Comedian and 30 Rock star Tracy Morgan has become the latest B-list celebrity to offend the moral sensibilities of the American public, with homophobic comments he made at his June 3 standup show at the Ryman Auditorium in Nashville. The liberal blogosphere is now seeing its most traffic in several scandals, and sanctimonious pundits are topping each other left and left in the umbrage department. Even among his comedy-world colleagues, Morgan doesn't have many vocal supporters.
Standup comedian Nick DiPaolo, however, offered a few harsh words for Morgan's critics to The American Spectator.
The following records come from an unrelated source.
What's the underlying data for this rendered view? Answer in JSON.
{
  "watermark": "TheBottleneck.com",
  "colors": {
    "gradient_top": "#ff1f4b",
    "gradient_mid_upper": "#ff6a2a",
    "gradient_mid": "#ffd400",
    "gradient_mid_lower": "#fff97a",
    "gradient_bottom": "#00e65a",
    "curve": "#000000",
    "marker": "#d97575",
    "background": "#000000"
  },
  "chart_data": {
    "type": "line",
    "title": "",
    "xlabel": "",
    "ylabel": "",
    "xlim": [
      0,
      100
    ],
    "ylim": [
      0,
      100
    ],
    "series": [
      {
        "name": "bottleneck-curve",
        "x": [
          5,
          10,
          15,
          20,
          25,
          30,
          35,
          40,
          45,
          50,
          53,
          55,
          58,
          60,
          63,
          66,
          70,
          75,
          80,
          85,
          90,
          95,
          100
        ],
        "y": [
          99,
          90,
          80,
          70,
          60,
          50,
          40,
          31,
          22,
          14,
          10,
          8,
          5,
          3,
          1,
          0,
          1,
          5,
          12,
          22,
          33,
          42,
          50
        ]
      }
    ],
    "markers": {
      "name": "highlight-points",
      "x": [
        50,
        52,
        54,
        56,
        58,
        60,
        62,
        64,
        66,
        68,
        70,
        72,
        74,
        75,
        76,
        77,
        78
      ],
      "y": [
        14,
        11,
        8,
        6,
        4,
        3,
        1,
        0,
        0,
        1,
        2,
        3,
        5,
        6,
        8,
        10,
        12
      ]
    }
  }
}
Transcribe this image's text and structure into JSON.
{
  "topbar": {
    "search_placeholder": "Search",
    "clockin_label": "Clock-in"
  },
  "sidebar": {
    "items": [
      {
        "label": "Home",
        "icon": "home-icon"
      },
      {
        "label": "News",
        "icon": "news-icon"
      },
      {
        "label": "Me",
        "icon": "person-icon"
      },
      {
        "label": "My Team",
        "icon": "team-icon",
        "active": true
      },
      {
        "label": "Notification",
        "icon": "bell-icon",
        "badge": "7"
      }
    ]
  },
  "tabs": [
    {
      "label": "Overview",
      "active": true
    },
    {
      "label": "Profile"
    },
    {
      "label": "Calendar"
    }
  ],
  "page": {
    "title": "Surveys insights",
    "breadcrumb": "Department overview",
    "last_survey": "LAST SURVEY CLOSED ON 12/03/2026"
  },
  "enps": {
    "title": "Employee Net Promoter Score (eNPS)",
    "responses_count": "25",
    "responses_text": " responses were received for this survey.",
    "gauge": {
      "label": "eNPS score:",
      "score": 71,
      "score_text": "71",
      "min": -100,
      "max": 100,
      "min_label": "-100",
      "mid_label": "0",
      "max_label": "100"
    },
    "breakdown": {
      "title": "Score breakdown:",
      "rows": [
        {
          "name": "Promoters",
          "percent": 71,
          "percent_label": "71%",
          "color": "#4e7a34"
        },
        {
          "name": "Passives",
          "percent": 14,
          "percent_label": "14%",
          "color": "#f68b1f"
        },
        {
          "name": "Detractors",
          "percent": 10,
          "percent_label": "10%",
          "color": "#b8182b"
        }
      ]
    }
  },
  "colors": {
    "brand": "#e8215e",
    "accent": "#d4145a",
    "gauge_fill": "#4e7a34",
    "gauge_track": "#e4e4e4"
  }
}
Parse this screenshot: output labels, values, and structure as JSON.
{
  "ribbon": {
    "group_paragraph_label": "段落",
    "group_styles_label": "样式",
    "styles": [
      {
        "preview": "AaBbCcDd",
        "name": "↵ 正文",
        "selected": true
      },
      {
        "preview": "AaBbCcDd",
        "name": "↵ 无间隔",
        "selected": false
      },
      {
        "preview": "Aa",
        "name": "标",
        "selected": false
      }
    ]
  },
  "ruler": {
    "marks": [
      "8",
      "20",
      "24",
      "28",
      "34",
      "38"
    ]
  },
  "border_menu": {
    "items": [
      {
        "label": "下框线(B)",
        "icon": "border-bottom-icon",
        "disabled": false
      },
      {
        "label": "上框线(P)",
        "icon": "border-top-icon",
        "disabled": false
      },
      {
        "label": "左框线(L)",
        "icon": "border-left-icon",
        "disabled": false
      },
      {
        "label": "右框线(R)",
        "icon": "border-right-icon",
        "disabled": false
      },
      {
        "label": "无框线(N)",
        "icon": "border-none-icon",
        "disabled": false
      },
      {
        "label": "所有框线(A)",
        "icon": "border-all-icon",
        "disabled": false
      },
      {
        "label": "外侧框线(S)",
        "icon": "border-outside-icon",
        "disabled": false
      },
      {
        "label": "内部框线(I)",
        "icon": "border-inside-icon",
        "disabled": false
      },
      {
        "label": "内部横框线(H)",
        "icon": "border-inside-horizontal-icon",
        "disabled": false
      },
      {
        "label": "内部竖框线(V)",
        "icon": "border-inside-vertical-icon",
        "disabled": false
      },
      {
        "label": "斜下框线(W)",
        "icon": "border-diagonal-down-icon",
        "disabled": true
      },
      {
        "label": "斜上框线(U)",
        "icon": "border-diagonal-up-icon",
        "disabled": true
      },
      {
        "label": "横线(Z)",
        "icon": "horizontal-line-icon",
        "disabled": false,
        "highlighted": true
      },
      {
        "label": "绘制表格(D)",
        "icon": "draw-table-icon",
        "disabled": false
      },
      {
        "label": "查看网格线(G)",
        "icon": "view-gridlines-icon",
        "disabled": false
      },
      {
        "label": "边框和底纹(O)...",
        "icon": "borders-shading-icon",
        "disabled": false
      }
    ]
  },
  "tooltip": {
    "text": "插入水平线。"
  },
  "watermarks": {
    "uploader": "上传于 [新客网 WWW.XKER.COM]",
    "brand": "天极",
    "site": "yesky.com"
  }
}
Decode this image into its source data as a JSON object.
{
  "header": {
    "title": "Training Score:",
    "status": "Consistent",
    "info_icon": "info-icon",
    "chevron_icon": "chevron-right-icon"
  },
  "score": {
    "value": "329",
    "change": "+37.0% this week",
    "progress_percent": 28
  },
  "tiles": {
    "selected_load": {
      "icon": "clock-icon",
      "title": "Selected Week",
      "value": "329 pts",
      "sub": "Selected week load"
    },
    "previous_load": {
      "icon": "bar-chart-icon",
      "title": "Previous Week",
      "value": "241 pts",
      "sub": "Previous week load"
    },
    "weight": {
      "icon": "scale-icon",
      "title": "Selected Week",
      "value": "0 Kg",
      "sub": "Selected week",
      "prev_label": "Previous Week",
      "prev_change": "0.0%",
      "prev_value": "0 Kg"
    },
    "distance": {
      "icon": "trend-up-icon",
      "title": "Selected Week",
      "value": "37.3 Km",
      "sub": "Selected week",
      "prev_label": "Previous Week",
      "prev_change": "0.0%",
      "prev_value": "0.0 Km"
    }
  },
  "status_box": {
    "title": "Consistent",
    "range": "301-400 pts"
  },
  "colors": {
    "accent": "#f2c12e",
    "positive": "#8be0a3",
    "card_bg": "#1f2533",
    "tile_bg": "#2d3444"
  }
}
DiPaolo, a Comedy Central and Howard Stern regular, frequently delivers his conservative viewpoints as a guest-host on Dennis Miller's radio show or as a talking head on Fox News programs like Hannity. "I have to defend Tracy right now," DiPaolo insisted. "This whole thing is just insane."
Morgan began his Nashville routine mocking President Obama's "It Gets Better" anti-bullying campaign, implying that it's a fatuous diversion from real social problems (not a bad opener). But as the crowd grew restless, Morgan quickly reverted to homophobic jokes and crude suggestions of anti-gay violence. He reportedly incited a chorus of boos and caused segments of the Ryman audience to walk out in protest.
The Gay and Lesbian Alliance Against Defamation (GLAAD) struck next. GLAAD president Jarrett Barrios, a Massachusetts state senator, openly condemned Morgan's actions and called for an "investigation" into his conduct. But no investigation occurred. Barrios could sense that law-enforcement officials, handcuffed by bureaucratic red tape and the fact that no crime had actually been committed, would be useless. If he wanted to take down Morgan -- a pretty-boy celebrity protected from on high by the First Amendment -- then he would have to take matters into his own hands. He soon announced that he was launching his own investigation, which would presumably employ tape recorders, some newly minted summer interns, and a couple of Matt Drudge hats.
By the end of last week, Tracy-Gate had effectively taken a census of all the LGBT activist groups in the country (even the folks at "Truth Wins Out" got their names in the paper). Morgan has apologized profusely and agreed to meet not only with gay youths in Nashville, but also with homeless gay youths in New York. But DiPaolo doesn't think Morgan should have to apologize. "A comedian making a gay joke on stage does not then lead to a gay kid getting beat up," DiPaolo asserts. "Those things are mutually exclusive."
DiPaolo grew up in blue-collar Danvers, Massachusetts, only an hour away but also a few tax brackets down from Barrios' legislative district in Middlesex County. He cut his teeth on the Boston club scene in the '80s and then gained traction in New York, where Morgan was also distinguishing himself against a backdrop of booze, hecklers, and cutthroat competition. "You worked fast or else they ate you alive," DiPaolo recalls of those boisterous East Coast club crowds. "If you didn't make them laugh, then you didn't get paid."
As he progressed in show business, encountering subtle double-standards and the fast-talking men who sustain them, DiPaolo leaned more heavily on his political conservatism. He remembers the rise of the P.C. Movement in America and its seismic effect on the comedy scene in the early '90s. "It was a confusing time," DiPaolo says, recalling how he found himself fighting for the right to use ethnic humor on stage even as he was regrettably playing the "Dumb Italian" role on a network sitcom. "To me, comedy is about finding the truth. Well, there's no truth in political correctness."
Morgan got famous first, in the mid-nineties, when he was cast on Saturday Night Live (a Harvard Lampoon-dominated show that DiPaolo loathes for "conditioning America to safe, liberal comedy"). On the show, Morgan played bowdlerized variations on stereotypical African-American characters. The viewing public grew accustomed to him. Even as he vaulted to superstardom on 30 Rock, his edginess was always tempered, always played for self-defeating laughs. So, what happens when a live audience sees a familiar performer like Morgan expressing himself, without the Clorox?
"It goes over their heads," says DiPaolo. "People today don't have any context. They're all raised on college speech codes, and a little alarm goes off in their head when they hear something that they know is 'supposed' to be offensive. I mean, Tracy has different personas on stage. We don't necessarily know what was happening at that show."
Maybe Morgan was practicing his own spin on experimental comedy, that vogue late-'70s phenomenon that modern comics like Michael Richards conveniently invoke when they get in trouble?
"It doesn't really matter what he was trying to do," says DiPaolo, sounding less like Sam Kinison and more like Murray Rothbard. "As long as he has the right to do it. Let the market decide what it will and will not tolerate. But don't censor the product."
The Nashville marketplace seems to have rejected Tracy Morgan, at least for the time being. Let's see what the homeless youths have to say.